symmetry elements are of the first kind: 2-fold rotation axes in between
neighboring black feet. Similarly, 2-fold rotation axes are also noted to occur
in between the right feet marked in grey (at +*z*). Pairs of black (left) and
grey (right) feet which can only be related by a symmetry element of the second
kind are considered next. The *c*-glide plane is relatively easy to recognize.
Monoclinic symmetry can be ruled out at this stage since the *c*-glide plane is
parallel and not perpendicular to the 2-fold rotation axis. Since orthorhombic
symmetry is therefore expected, the pattern is searched next for additional
glide planes (since mirror planes are clearly absent) at right angles to the
*c*-glide planes. Thus, *n*-glide planes, relating left and right feet, running
through the 2-fold rotation axes are detected, and orthorhombic symmetry is
thereby confirmed. The origin is conveniently placed in a position of maximum
point symmetry, i.e. a 2-fold rotation axis. The unit cell can now be outlined
and careful inspection reveals no other types of symmetry elements. The lattice
is noted to be primitive and, remembering that in the orthorhombic system the
symmetry elements refer to directions [100], [010], [001], in this order, the
space group of the pattern must consequently be *Pnc*2. A simple list of space
groups may now be consulted for checking purposes and *Pnc*2 is found to be
listed as space group No. 30.

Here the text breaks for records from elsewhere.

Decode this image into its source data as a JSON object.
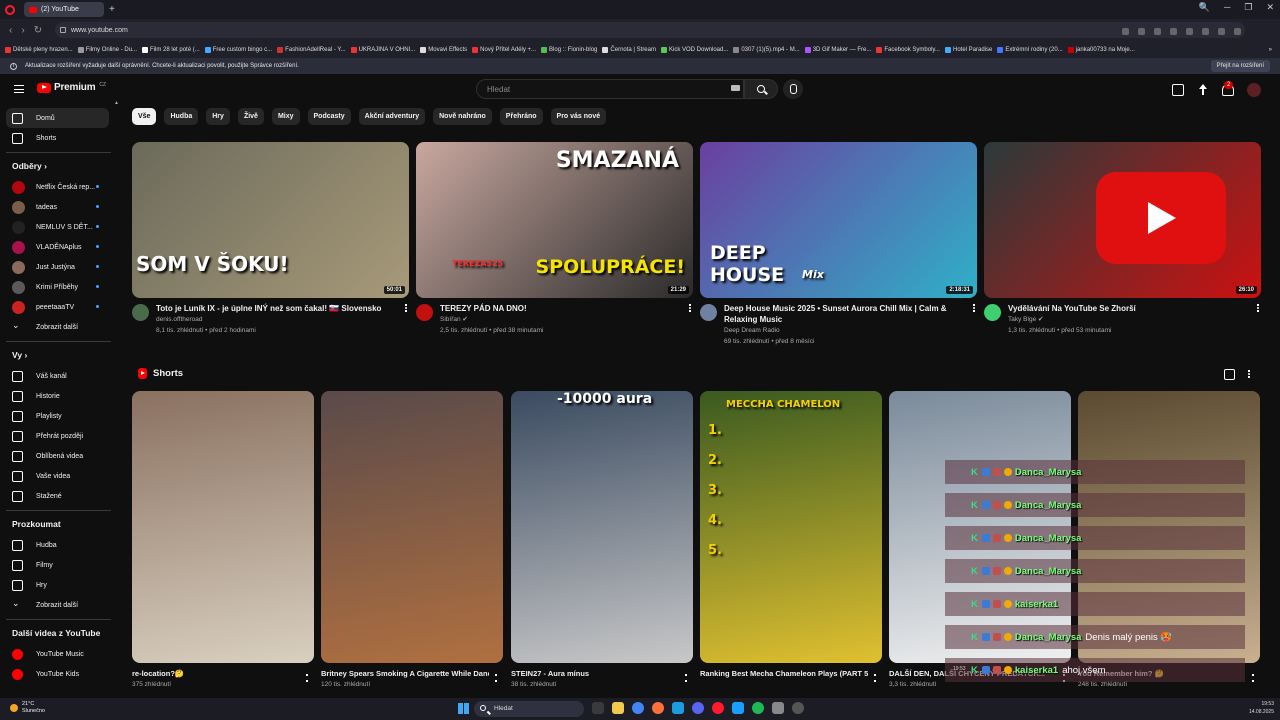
{
  "browser": {
    "tab_title": "(2) YouTube",
    "new_tab": "+",
    "url": "www.youtube.com",
    "window_controls": [
      "🔍",
      "─",
      "❐",
      "✕"
    ],
    "bookmarks": [
      "Dětské pleny hrazen...",
      "Filmy Online - Du...",
      "Film 28 let poté (...",
      "Free custom bingo c...",
      "FashionAdellReal - Y...",
      "UKRAJINA V OHNI...",
      "Movavi Effects",
      "Nový Přítel Adély +...",
      "Blog :: Fionin-blog",
      "Černota | Stream",
      "Kick VOD Download...",
      "0307 (1)(5).mp4 - M...",
      "3D Gif Maker — Fre...",
      "Facebook Symboly...",
      "Hotel Paradise",
      "Extrémní rodiny (20...",
      "janka00733 na Moje..."
    ],
    "bookmarks_more": "»",
    "info_bar_text": "Aktualizace rozšíření vyžaduje další oprávnění. Chcete-li aktualizaci povolit, použijte Správce rozšíření.",
    "info_bar_button": "Přejít na rozšíření"
  },
  "header": {
    "logo_text": "Premium",
    "logo_region": "CZ",
    "search_placeholder": "Hledat",
    "notifications_count": "2"
  },
  "sidebar": {
    "main": [
      {
        "label": "Domů",
        "icon": "home-icon",
        "active": true
      },
      {
        "label": "Shorts",
        "icon": "shorts-icon"
      }
    ],
    "subscriptions_header": "Odběry",
    "subscriptions": [
      {
        "label": "Netflix Česká rep...",
        "color": "#b20710"
      },
      {
        "label": "tadeas",
        "color": "#7a5d4a"
      },
      {
        "label": "NEMLUV S DĚT...",
        "color": "#222"
      },
      {
        "label": "VLADĚNAplus",
        "color": "#a8124c"
      },
      {
        "label": "Just Justýna",
        "color": "#8a6a5a"
      },
      {
        "label": "Krimi Příběhy",
        "color": "#5a5a5a"
      },
      {
        "label": "peeetaaaTV",
        "color": "#c22"
      }
    ],
    "subscriptions_more": "Zobrazit další",
    "you_header": "Vy",
    "you": [
      {
        "label": "Váš kanál",
        "icon": "channel-icon"
      },
      {
        "label": "Historie",
        "icon": "history-icon"
      },
      {
        "label": "Playlisty",
        "icon": "playlists-icon"
      },
      {
        "label": "Přehrát později",
        "icon": "watch-later-icon"
      },
      {
        "label": "Oblíbená videa",
        "icon": "liked-icon"
      },
      {
        "label": "Vaše videa",
        "icon": "your-videos-icon"
      },
      {
        "label": "Stažené",
        "icon": "download-icon"
      }
    ],
    "explore_header": "Prozkoumat",
    "explore": [
      {
        "label": "Hudba",
        "icon": "music-icon"
      },
      {
        "label": "Filmy",
        "icon": "movies-icon"
      },
      {
        "label": "Hry",
        "icon": "gaming-icon"
      }
    ],
    "explore_more": "Zobrazit další",
    "more_header": "Další videa z YouTube",
    "more": [
      {
        "label": "YouTube Music"
      },
      {
        "label": "YouTube Kids"
      }
    ]
  },
  "chips": [
    "Vše",
    "Hudba",
    "Hry",
    "Živě",
    "Mixy",
    "Podcasty",
    "Akční adventury",
    "Nově nahráno",
    "Přehráno",
    "Pro vás nové"
  ],
  "videos": [
    {
      "title": "Toto je Luník IX - je úplne INÝ než som čakal! 🇸🇰 Slovensko",
      "channel": "denis.offtheroad",
      "meta": "8,1 tis. zhlédnutí • před 2 hodinami",
      "duration": "50:01",
      "overlay": "SOM V ŠOKU!",
      "colors": [
        "#6b6a5a",
        "#a89a7a"
      ]
    },
    {
      "title": "TEREZY PÁD NA DNO!",
      "channel": "Sibířan ✔",
      "meta": "2,5 tis. zhlédnutí • před 38 minutami",
      "duration": "21:29",
      "overlay": "SMAZANÁ",
      "overlay2": "SPOLUPRÁCE!",
      "overlay3": "TEREZA525",
      "colors": [
        "#c9a8a0",
        "#2a2a2a"
      ]
    },
    {
      "title": "Deep House Music 2025 • Sunset Aurora Chill Mix | Calm & Relaxing Music",
      "channel": "Deep Dream Radio",
      "meta": "69 tis. zhlédnutí • před 8 měsíci",
      "duration": "2:18:31",
      "overlay": "DEEP",
      "overlay2": "HOUSE",
      "overlay3": "Mix",
      "colors": [
        "#6b3fa0",
        "#2fb0c8"
      ]
    },
    {
      "title": "Vydělávání Na YouTube Se Zhorší",
      "channel": "Taky Blge ✔",
      "meta": "1,3 tis. zhlédnutí • před 53 minutami",
      "duration": "26:10",
      "colors": [
        "#2a3a3a",
        "#cc1111"
      ]
    }
  ],
  "shorts_header": "Shorts",
  "shorts": [
    {
      "title": "re-location?🤔",
      "views": "375 zhlédnutí",
      "colors": [
        "#8a7060",
        "#d9d0c0"
      ]
    },
    {
      "title": "Britney Spears Smoking A Cigarette While Dancing - February 18 2024 🚬",
      "views": "120 tis. zhlédnutí",
      "colors": [
        "#5a4a4a",
        "#b07040"
      ]
    },
    {
      "title": "STEIN27 - Aura mínus",
      "views": "38 tis. zhlédnutí",
      "overlay": "-10000 aura",
      "colors": [
        "#3a4a60",
        "#c8c8c8"
      ]
    },
    {
      "title": "Ranking Best Mecha Chameleon Plays (PART 5) 🐢🎨",
      "views": "",
      "overlay": "MECCHA CHAMELON",
      "ranks": [
        "1.",
        "2.",
        "3.",
        "4.",
        "5."
      ],
      "colors": [
        "#3a5a20",
        "#e0c030"
      ]
    },
    {
      "title": "DALŠÍ DEN, DALŠÍ CHYCENÝ PREDÁTOR...",
      "views": "3,3 tis. zhlédnutí",
      "colors": [
        "#7a8a9a",
        "#f0f0f0"
      ]
    },
    {
      "title": "You Remember him? 🤔",
      "views": "248 tis. zhlédnutí",
      "colors": [
        "#5a4a30",
        "#c8b090"
      ]
    }
  ],
  "chat": [
    {
      "name": "Danca_Marysa",
      "msg": ""
    },
    {
      "name": "Danca_Marysa",
      "msg": ""
    },
    {
      "name": "Danca_Marysa",
      "msg": ""
    },
    {
      "name": "Danca_Marysa",
      "msg": ""
    },
    {
      "name": "kaiserka1",
      "msg": ""
    },
    {
      "name": "Danca_Marysa",
      "msg": "Denis malý penis 🥵"
    },
    {
      "name": "kaiserka1",
      "msg": "ahoj všem"
    }
  ],
  "chat_time": "19:53",
  "taskbar": {
    "weather_temp": "21°C",
    "weather_desc": "Slunečno",
    "search": "Hledat",
    "time": "19:53",
    "date": "14.08.2025"
  }
}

The space group of the pattern in Plate (iii) can be arrived at in similar
fashion. It is found to be *Pbn*2_{1}. One may wonder, however, why *Pbn*2_{1} is
not included in an ordinary list of space groups. The reason for this is not
difficult to find. *Pbn*2_{1} and *Pna*2_{1} (listed as No. 33) denote the same
space group but refer to different settings. This can be seen fairly easily
using pattern (iii). If the pattern is rotated by 90 around *z* (i.e.
2_{1}) the feet will be oriented parallel to the *x*-axis and the space group
symbol of the pattern will change to *Pna*2_{1}. Because of conventions, which we
need not consider here in detail, *Pna*2_{1} is normally listed in tables of space
groups (in so-called standard setting) but *Pbn*2_{1} is equally acceptable.
Frequently one has a good reason to use a space group in an alternate setting.
(We shall find such a reason shortly when comparing patterns (iii) and (vi).)

Patterns (iv) and (v) can be considered jointly. A certain resemblance is
apparent. All objects in (iv) are also present in (v) and the symmetry of the
latter is distinctly higher. Detailed examination along the lines described
will lead to space group *Cmc*2_{1} for pattern (v) and *Cc* for (iv). As
indicated by the space group symbols the latter is a subgroup of the former.^{7}

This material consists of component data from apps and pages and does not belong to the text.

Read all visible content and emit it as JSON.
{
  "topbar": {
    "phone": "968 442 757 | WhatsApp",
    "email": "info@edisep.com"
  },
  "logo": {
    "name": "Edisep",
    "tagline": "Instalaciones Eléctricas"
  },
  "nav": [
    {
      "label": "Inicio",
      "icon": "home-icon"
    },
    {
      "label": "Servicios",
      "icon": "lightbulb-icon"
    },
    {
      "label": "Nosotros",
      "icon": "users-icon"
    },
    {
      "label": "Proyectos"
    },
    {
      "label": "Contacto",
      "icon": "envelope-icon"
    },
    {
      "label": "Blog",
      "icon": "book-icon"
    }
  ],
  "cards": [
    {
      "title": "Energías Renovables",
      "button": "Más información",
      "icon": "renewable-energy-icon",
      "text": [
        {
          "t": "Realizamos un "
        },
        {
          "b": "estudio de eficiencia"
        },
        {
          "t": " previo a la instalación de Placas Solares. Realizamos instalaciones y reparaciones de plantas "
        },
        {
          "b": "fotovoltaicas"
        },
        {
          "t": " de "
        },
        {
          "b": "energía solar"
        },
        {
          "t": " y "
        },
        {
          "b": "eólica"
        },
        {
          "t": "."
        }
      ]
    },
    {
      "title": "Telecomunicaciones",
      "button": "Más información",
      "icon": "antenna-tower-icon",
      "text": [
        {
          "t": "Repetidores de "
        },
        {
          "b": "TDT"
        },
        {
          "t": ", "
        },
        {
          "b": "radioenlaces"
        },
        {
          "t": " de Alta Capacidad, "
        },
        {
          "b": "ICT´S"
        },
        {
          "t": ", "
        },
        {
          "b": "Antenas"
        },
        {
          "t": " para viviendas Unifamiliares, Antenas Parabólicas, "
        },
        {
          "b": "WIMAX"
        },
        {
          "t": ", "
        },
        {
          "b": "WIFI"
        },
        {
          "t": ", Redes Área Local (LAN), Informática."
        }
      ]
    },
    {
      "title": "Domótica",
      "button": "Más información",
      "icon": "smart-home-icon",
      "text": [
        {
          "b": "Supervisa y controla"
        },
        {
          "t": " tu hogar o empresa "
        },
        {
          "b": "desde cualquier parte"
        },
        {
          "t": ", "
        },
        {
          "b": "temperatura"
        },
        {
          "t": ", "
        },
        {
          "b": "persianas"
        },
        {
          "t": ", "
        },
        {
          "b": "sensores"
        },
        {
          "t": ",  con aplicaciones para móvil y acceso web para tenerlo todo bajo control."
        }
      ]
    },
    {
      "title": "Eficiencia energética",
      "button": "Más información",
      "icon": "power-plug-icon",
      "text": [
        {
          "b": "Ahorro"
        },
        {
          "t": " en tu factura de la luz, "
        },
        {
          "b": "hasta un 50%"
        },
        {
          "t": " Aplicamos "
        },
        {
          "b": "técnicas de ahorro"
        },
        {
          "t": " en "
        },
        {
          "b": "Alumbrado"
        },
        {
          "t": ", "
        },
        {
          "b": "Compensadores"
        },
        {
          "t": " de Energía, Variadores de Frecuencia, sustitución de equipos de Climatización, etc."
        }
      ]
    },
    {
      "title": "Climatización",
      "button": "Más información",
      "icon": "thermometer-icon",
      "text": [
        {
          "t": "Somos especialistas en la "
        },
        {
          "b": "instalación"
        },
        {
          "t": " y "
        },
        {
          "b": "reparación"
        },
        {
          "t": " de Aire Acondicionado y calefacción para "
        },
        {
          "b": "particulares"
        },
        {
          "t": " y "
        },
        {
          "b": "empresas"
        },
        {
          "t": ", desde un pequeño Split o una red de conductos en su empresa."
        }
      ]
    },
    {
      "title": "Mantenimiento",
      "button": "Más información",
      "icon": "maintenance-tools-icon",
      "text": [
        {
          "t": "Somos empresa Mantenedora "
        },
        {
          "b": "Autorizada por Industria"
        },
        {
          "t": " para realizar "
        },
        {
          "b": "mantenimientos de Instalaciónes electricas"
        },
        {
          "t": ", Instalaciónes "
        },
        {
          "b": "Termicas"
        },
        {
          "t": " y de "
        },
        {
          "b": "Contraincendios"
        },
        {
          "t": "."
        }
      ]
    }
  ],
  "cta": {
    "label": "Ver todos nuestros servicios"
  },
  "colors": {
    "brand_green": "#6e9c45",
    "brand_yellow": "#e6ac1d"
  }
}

A subgroup relation which is less obvious can be found when patterns (vi) and
(iii) are compared. The space group *Aba*2 of pattern (vi) does not by itself
suggest that *Pbn*2_{1} is a subgroup thereof. However, the pattern does,
particularly after the symmetry elements have all been entered. As an
instructive exercise all those feet in pattern (vi) which have to be suppressed
in order to reduce the symmetry of the pattern of *Pbn*2_{1} can be crossed out.

It seems appropriate to conclude this first series of examples by a comparison
of the patterns with crystal structures. The relatively simple crystal
structure of HgBr_{2} shown in Fig. 6 is taken from a textbook. It is a typical
example demonstrating that, with respect to space group symmetry, customary
diagrams of crystal structures are considerably more troublesome than comparable
patterns of the type presented in this text. Despite the fact that the origin
is marked in the structure of Fig. 6 (which certainly helps) the practical
problem of recognizing the space group symmetry requires much more effort. As a
hint it may be pointed out that the space group of this stucture is the same as
that of one of the feet patterns shown in Plates (i) to (vi), making possible a
direct comparison.

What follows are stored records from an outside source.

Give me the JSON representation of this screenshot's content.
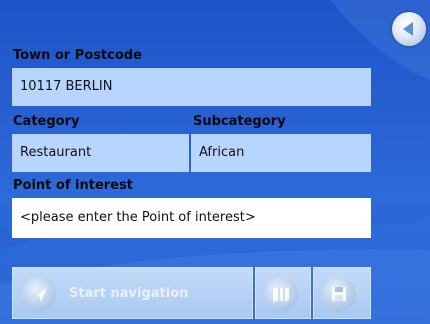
{
  "form": {
    "town_label": "Town or Postcode",
    "town_value": "10117 BERLIN",
    "category_label": "Category",
    "category_value": "Restaurant",
    "subcategory_label": "Subcategory",
    "subcategory_value": "African",
    "poi_label": "Point of interest",
    "poi_placeholder": "<please enter the Point of interest>"
  },
  "actions": {
    "start_navigation_label": "Start navigation",
    "start_navigation_enabled": false,
    "map_button_enabled": false,
    "save_button_enabled": false
  },
  "icons": {
    "back": "back-arrow-icon",
    "start_navigation": "navigation-arrow-icon",
    "map": "map-icon",
    "save": "floppy-disk-icon"
  },
  "colors": {
    "background": "#2a63d4",
    "field": "#b7d5ff",
    "input_active": "#ffffff",
    "disabled_button": "#b4d0f4"
  }
}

Plate i |
Plate ii |
Plate iii |

Plate iv |
Plate v |
Plate vi |

**Copyright © 1984, 1998 International Union of
Crystallography**